Preparatory works on-site have been completed and the main restoration is now underway, led by contractors Buxton, with an expected opening in late summer 2023.
National Lottery Grant
Stuart McLeod, Director England - London & South at The National Lottery Heritage Fund, said: “Thanks to a £4.2million grant raised by National Lottery players, the Saltdean Lido will be brought back to life from the Heritage at Risk register. This community-led project has saved this important Grade II* listed lido and will ensure it can be enjoyed by visitors and its local community for many years to come.”
Duncan Wilson, Chief Executive, Historic England, said: “The handsome Saltdean Lido was inspired by contemporary ocean liner and aircraft design and is architecturally probably the finest in England. Outdoor swimming has seen a huge rise in popularity in recent years and I’m delighted that Historic England is supporting the revival of this community-focused building. Heritage and wellbeing are so closely linked and I offer my congratulations to all the volunteers that have campaigned and come together to see the Lido reopened and reimagined for the 21st century.”
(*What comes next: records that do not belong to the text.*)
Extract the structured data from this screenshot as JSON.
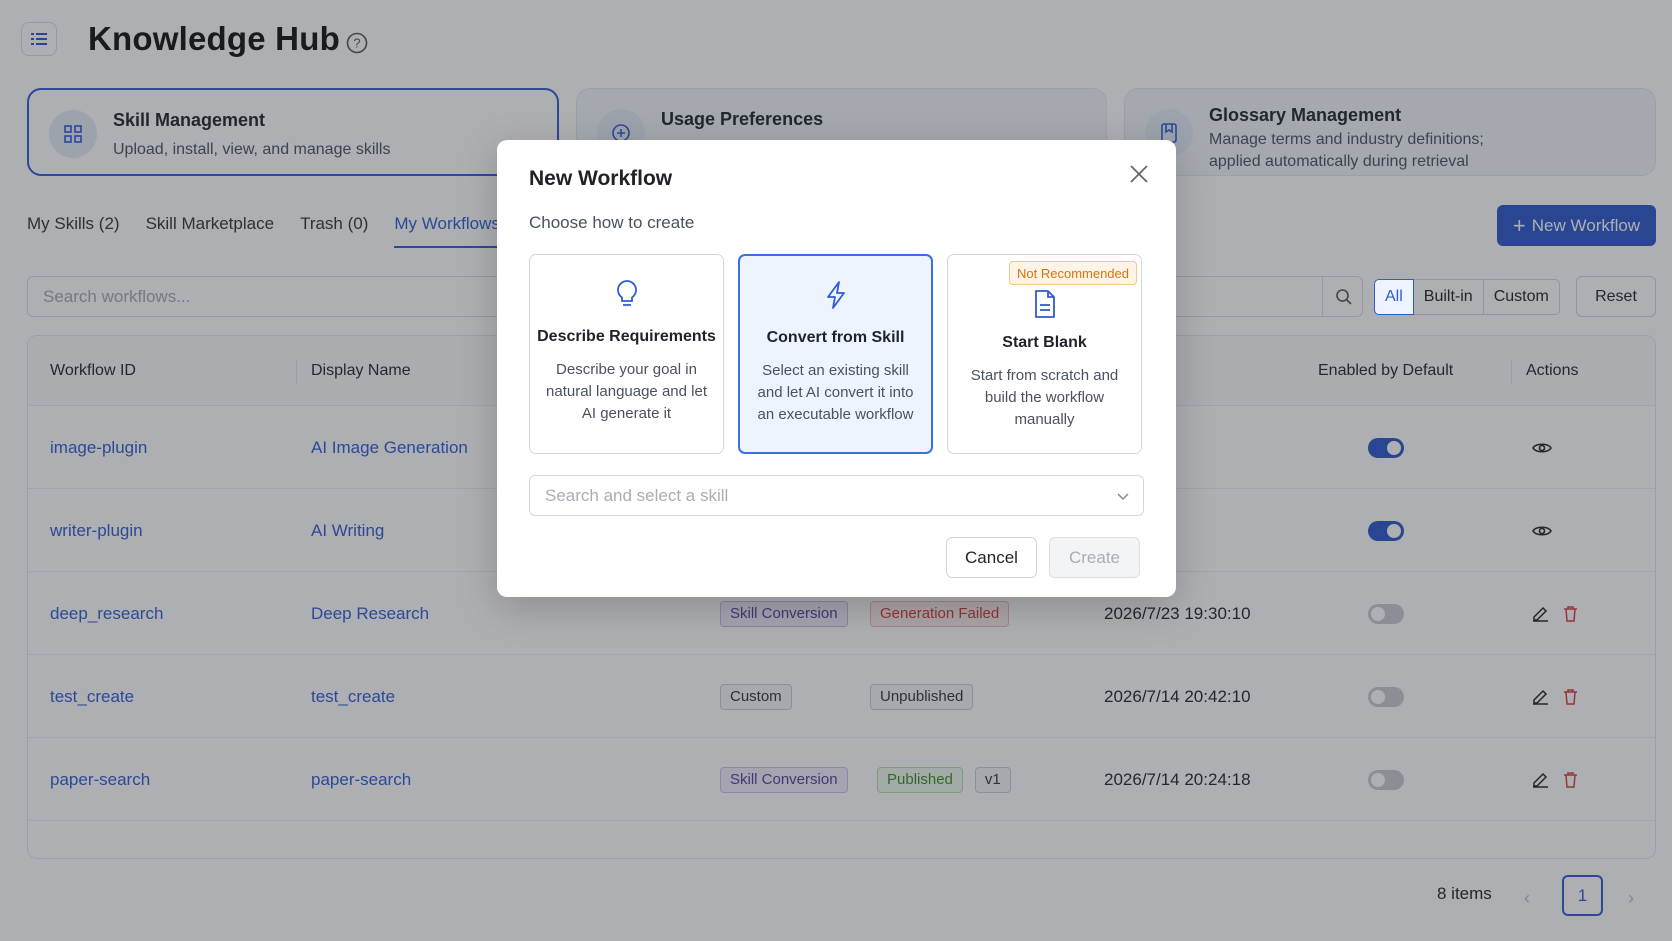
{
  "page": {
    "title": "Knowledge Hub"
  },
  "cards": [
    {
      "title": "Skill Management",
      "description": "Upload, install, view, and manage skills",
      "icon": "grid-icon"
    },
    {
      "title": "Usage Preferences",
      "description": "",
      "icon": "preferences-icon"
    },
    {
      "title": "Glossary Management",
      "description_line1": "Manage terms and industry definitions;",
      "description_line2": "applied automatically during retrieval",
      "icon": "glossary-icon"
    }
  ],
  "tabs": [
    {
      "label": "My Skills (2)"
    },
    {
      "label": "Skill Marketplace"
    },
    {
      "label": "Trash (0)"
    },
    {
      "label": "My Workflows",
      "active": true
    }
  ],
  "toolbar": {
    "new_workflow_label": "New Workflow",
    "search_placeholder": "Search workflows...",
    "filters": [
      "All",
      "Built-in",
      "Custom"
    ],
    "selected_filter": "All",
    "reset_label": "Reset"
  },
  "table": {
    "columns": {
      "workflow_id": "Workflow ID",
      "display_name": "Display Name",
      "enabled": "Enabled by Default",
      "actions": "Actions"
    },
    "rows": [
      {
        "id": "image-plugin",
        "name": "AI Image Generation",
        "type": "",
        "status": "",
        "version": "",
        "updated": "",
        "enabled": true,
        "actions": [
          "view"
        ]
      },
      {
        "id": "writer-plugin",
        "name": "AI Writing",
        "type": "",
        "status": "",
        "version": "",
        "updated": "",
        "enabled": true,
        "actions": [
          "view"
        ]
      },
      {
        "id": "deep_research",
        "name": "Deep Research",
        "type": "Skill Conversion",
        "status": "Generation Failed",
        "version": "",
        "updated": "2026/7/23 19:30:10",
        "enabled": false,
        "actions": [
          "edit",
          "delete"
        ]
      },
      {
        "id": "test_create",
        "name": "test_create",
        "type": "Custom",
        "status": "Unpublished",
        "version": "",
        "updated": "2026/7/14 20:42:10",
        "enabled": false,
        "actions": [
          "edit",
          "delete"
        ]
      },
      {
        "id": "paper-search",
        "name": "paper-search",
        "type": "Skill Conversion",
        "status": "Published",
        "version": "v1",
        "updated": "2026/7/14 20:24:18",
        "enabled": false,
        "actions": [
          "edit",
          "delete"
        ]
      }
    ]
  },
  "pagination": {
    "total_label": "8 items",
    "current_page": "1",
    "prev": "‹",
    "next": "›"
  },
  "modal": {
    "title": "New Workflow",
    "subtitle": "Choose how to create",
    "options": [
      {
        "title": "Describe Requirements",
        "description": "Describe your goal in natural language and let AI generate it",
        "icon": "lightbulb-icon",
        "selected": false
      },
      {
        "title": "Convert from Skill",
        "description": "Select an existing skill and let AI convert it into an executable workflow",
        "icon": "lightning-icon",
        "selected": true
      },
      {
        "title": "Start Blank",
        "description": "Start from scratch and build the workflow manually",
        "icon": "document-icon",
        "selected": false,
        "badge": "Not Recommended"
      }
    ],
    "skill_select_placeholder": "Search and select a skill",
    "cancel_label": "Cancel",
    "create_label": "Create"
  },
  "colors": {
    "accent": "#2d55cc",
    "overlay": "rgba(40,44,52,0.38)"
  }
}
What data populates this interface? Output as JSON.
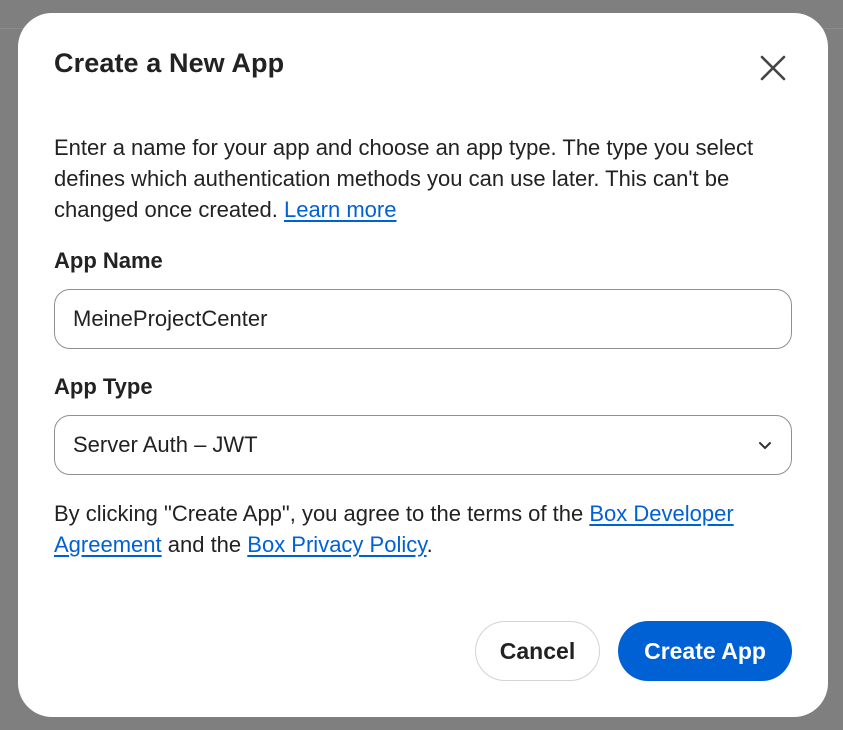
{
  "dialog": {
    "title": "Create a New App",
    "close_icon": "close-icon",
    "description": {
      "text": "Enter a name for your app and choose an app type. The type you select defines which authentication methods you can use later. This can't be changed once created.",
      "link_label": "Learn more"
    }
  },
  "form": {
    "app_name": {
      "label": "App Name",
      "value": "MeineProjectCenter"
    },
    "app_type": {
      "label": "App Type",
      "selected": "Server Auth – JWT",
      "chevron_icon": "chevron-down-icon"
    }
  },
  "agreement": {
    "prefix": "By clicking \"Create App\", you agree to the terms of the",
    "developer_agreement_link": "Box Developer Agreement",
    "middle": "and the",
    "privacy_policy_link": "Box Privacy Policy",
    "suffix": "."
  },
  "actions": {
    "cancel_label": "Cancel",
    "create_label": "Create App"
  },
  "colors": {
    "accent": "#0061d5",
    "text": "#222222",
    "backdrop": "#7f7f7f",
    "surface": "#ffffff"
  }
}
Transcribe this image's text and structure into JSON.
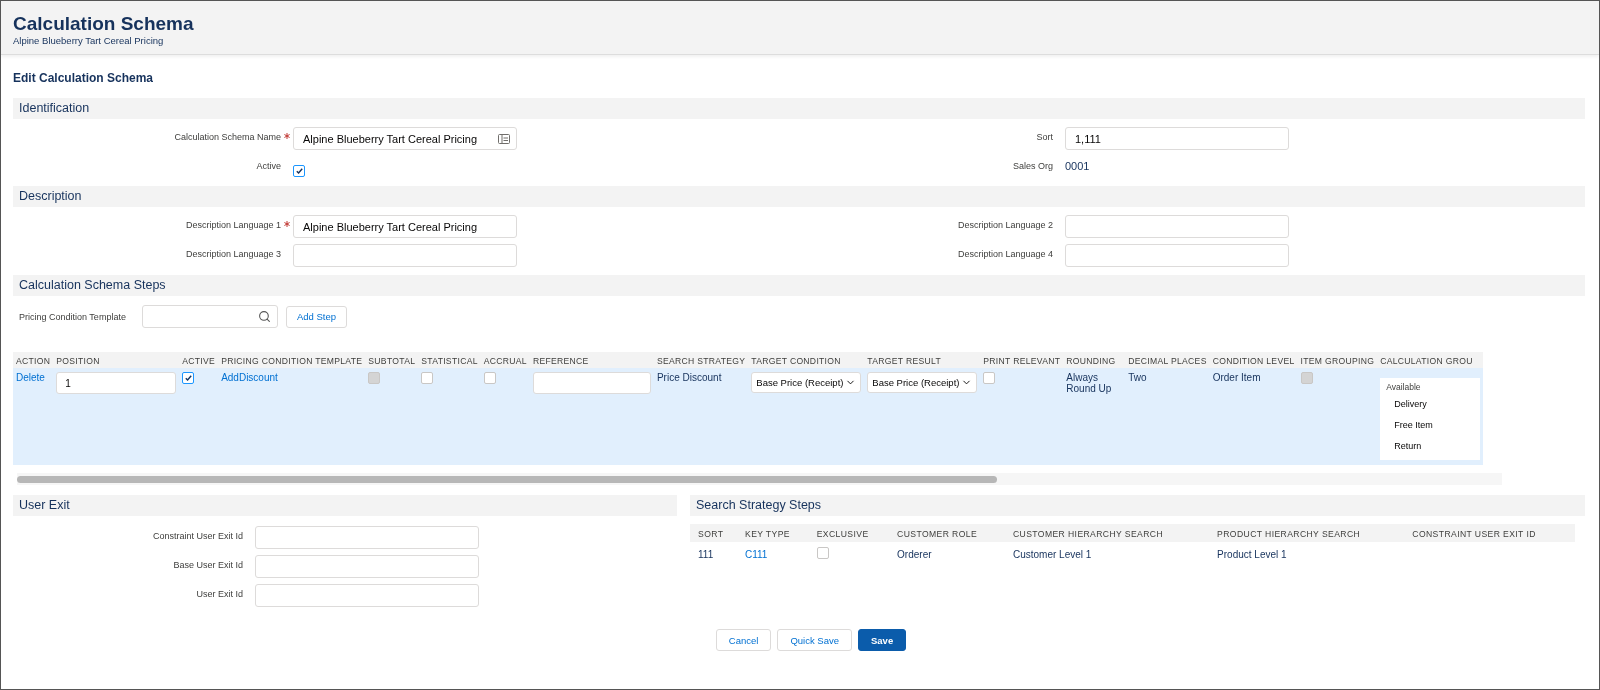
{
  "header": {
    "title": "Calculation Schema",
    "subtitle": "Alpine Blueberry Tart Cereal Pricing"
  },
  "page_title": "Edit Calculation Schema",
  "identification": {
    "title": "Identification",
    "left": [
      {
        "kind": "input",
        "label": "Calculation Schema Name",
        "required": true,
        "value": "Alpine Blueberry Tart Cereal Pricing",
        "lookup": true
      },
      {
        "kind": "checkbox",
        "label": "Active",
        "required": false,
        "checked": true
      }
    ],
    "right": [
      {
        "kind": "input",
        "label": "Sort",
        "required": false,
        "value": "1,111"
      },
      {
        "kind": "text",
        "label": "Sales Org",
        "required": false,
        "value": "0001"
      }
    ]
  },
  "description": {
    "title": "Description",
    "left": [
      {
        "kind": "input",
        "label": "Description Language 1",
        "required": true,
        "value": "Alpine Blueberry Tart Cereal Pricing"
      },
      {
        "kind": "input",
        "label": "Description Language 3",
        "required": false
      }
    ],
    "right": [
      {
        "kind": "input",
        "label": "Description Language 2",
        "required": false
      },
      {
        "kind": "input",
        "label": "Description Language 4",
        "required": false
      }
    ]
  },
  "steps": {
    "title": "Calculation Schema Steps",
    "template_label": "Pricing Condition Template",
    "add_button": "Add Step",
    "columns": [
      "ACTION",
      "POSITION",
      "ACTIVE",
      "PRICING CONDITION TEMPLATE",
      "SUBTOTAL",
      "STATISTICAL",
      "ACCRUAL",
      "REFERENCE",
      "SEARCH STRATEGY",
      "TARGET CONDITION",
      "TARGET RESULT",
      "PRINT RELEVANT",
      "ROUNDING",
      "DECIMAL PLACES",
      "CONDITION LEVEL",
      "ITEM GROUPING",
      "CALCULATION GROU"
    ],
    "rows": [
      {
        "selected": true,
        "cells": [
          {
            "kind": "link",
            "text": "Delete"
          },
          {
            "kind": "input",
            "value": "1"
          },
          {
            "kind": "checkbox",
            "checked": true,
            "disabled": false
          },
          {
            "kind": "link",
            "text": "AddDiscount"
          },
          {
            "kind": "checkbox",
            "checked": false,
            "disabled": true
          },
          {
            "kind": "checkbox",
            "checked": false,
            "disabled": false
          },
          {
            "kind": "checkbox",
            "checked": false,
            "disabled": false
          },
          {
            "kind": "input"
          },
          {
            "kind": "text",
            "text": "Price Discount"
          },
          {
            "kind": "select",
            "value": "Base Price (Receipt)"
          },
          {
            "kind": "select",
            "value": "Base Price (Receipt)"
          },
          {
            "kind": "checkbox",
            "checked": false,
            "disabled": false
          },
          {
            "kind": "text",
            "text": "Always Round Up"
          },
          {
            "kind": "text",
            "text": "Two"
          },
          {
            "kind": "text",
            "text": "Order Item"
          },
          {
            "kind": "checkbox",
            "checked": false,
            "disabled": true
          },
          {
            "kind": "listbox",
            "label": "Available",
            "options": [
              "Delivery",
              "Free Item",
              "Return"
            ]
          }
        ]
      }
    ]
  },
  "user_exit": {
    "title": "User Exit",
    "fields": [
      "Constraint User Exit Id",
      "Base User Exit Id",
      "User Exit Id"
    ]
  },
  "search_strategy": {
    "title": "Search Strategy Steps",
    "columns": [
      "SORT",
      "KEY TYPE",
      "EXCLUSIVE",
      "CUSTOMER ROLE",
      "CUSTOMER HIERARCHY SEARCH",
      "PRODUCT HIERARCHY SEARCH",
      "CONSTRAINT USER EXIT ID"
    ],
    "rows": [
      {
        "cells": [
          {
            "kind": "text",
            "text": "111"
          },
          {
            "kind": "link",
            "text": "C111"
          },
          {
            "kind": "checkbox",
            "checked": false,
            "disabled": false
          },
          {
            "kind": "text",
            "text": "Orderer"
          },
          {
            "kind": "text",
            "text": "Customer Level 1"
          },
          {
            "kind": "text",
            "text": "Product Level 1"
          }
        ]
      }
    ]
  },
  "buttons": [
    {
      "label": "Cancel",
      "kind": "secondary"
    },
    {
      "label": "Quick Save",
      "kind": "secondary"
    },
    {
      "label": "Save",
      "kind": "primary"
    }
  ]
}
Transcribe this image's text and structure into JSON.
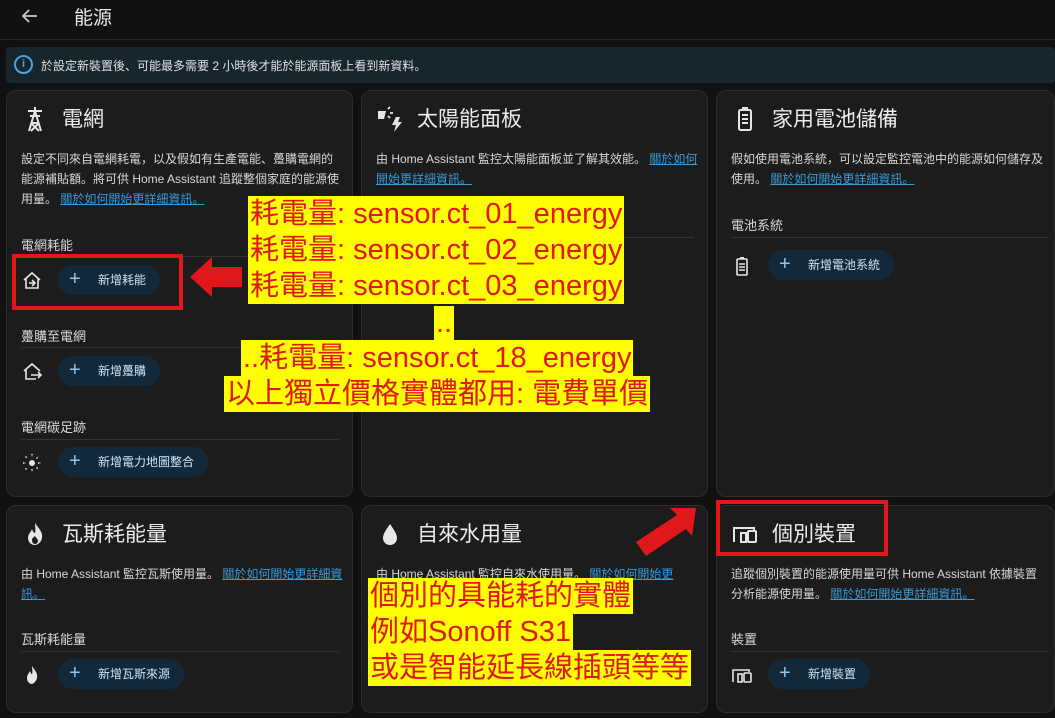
{
  "header": {
    "back_icon": "arrow-left-icon",
    "title": "能源"
  },
  "info": {
    "icon": "info-icon",
    "text": "於設定新裝置後、可能最多需要 2 小時後才能於能源面板上看到新資料。"
  },
  "grid": {
    "title": "電網",
    "desc": "設定不同來自電網耗電，以及假如有生產電能、躉購電網的能源補貼額。將可供 Home Assistant 追蹤整個家庭的能源使用量。",
    "link": "關於如何開始更詳細資訊。",
    "consumption_label": "電網耗能",
    "consumption_button": "新增耗能",
    "return_label": "躉購至電網",
    "return_button": "新增躉購",
    "co2_label": "電網碳足跡",
    "co2_button": "新增電力地圖整合"
  },
  "solar": {
    "title": "太陽能面板",
    "desc": "由 Home Assistant 監控太陽能面板並了解其效能。",
    "link": "關於如何開始更詳細資訊。"
  },
  "battery": {
    "title": "家用電池儲備",
    "desc": "假如使用電池系統，可以設定監控電池中的能源如何儲存及使用。",
    "link": "關於如何開始更詳細資訊。",
    "section_label": "電池系統",
    "button": "新增電池系統"
  },
  "gas": {
    "title": "瓦斯耗能量",
    "desc": "由 Home Assistant 監控瓦斯使用量。",
    "link": "關於如何開始更詳細資訊。",
    "section_label": "瓦斯耗能量",
    "button": "新增瓦斯來源"
  },
  "water": {
    "title": "自來水用量",
    "desc": "由 Home Assistant 監控自來水使用量。",
    "link": "關於如何開始更"
  },
  "devices": {
    "title": "個別裝置",
    "desc": "追蹤個別裝置的能源使用量可供 Home Assistant 依據裝置分析能源使用量。",
    "link": "關於如何開始更詳細資訊。",
    "section_label": "裝置",
    "button": "新增裝置"
  },
  "annotation_top": {
    "lines": [
      "耗電量: sensor.ct_01_energy",
      "耗電量: sensor.ct_02_energy",
      "耗電量: sensor.ct_03_energy",
      "..",
      "..耗電量: sensor.ct_18_energy",
      "以上獨立價格實體都用: 電費單價"
    ]
  },
  "annotation_bottom": {
    "lines": [
      "個別的具能耗的實體",
      "例如Sonoff S31",
      "或是智能延長線插頭等等"
    ]
  },
  "colors": {
    "annotation_bg": "#ffff00",
    "annotation_text": "#e0171b",
    "highlight_box": "#e0171b",
    "link": "#3a9ad9",
    "button_bg": "#13293a"
  }
}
Vibrant community hub
Derek Leaver, Chair, Saltdean Lido Community Interest Company said: “Bringing new life to this unique building will create a destination venue for visitors to come and enjoy all that the 1930s Art-Deco lido movement promised, while also serving to be a vibrant community hub for all those volunteers who have worked so hard to bring this restoration project about.”
Cllr Martin Osborne, co-chair of Brighton & Hove City Council’s Tourism, Equalities, Communities and Culture Committee, said: “This is fantastic news and a major step forward in the restoration of this iconic art deco building, and the creation of a much-needed community facility.”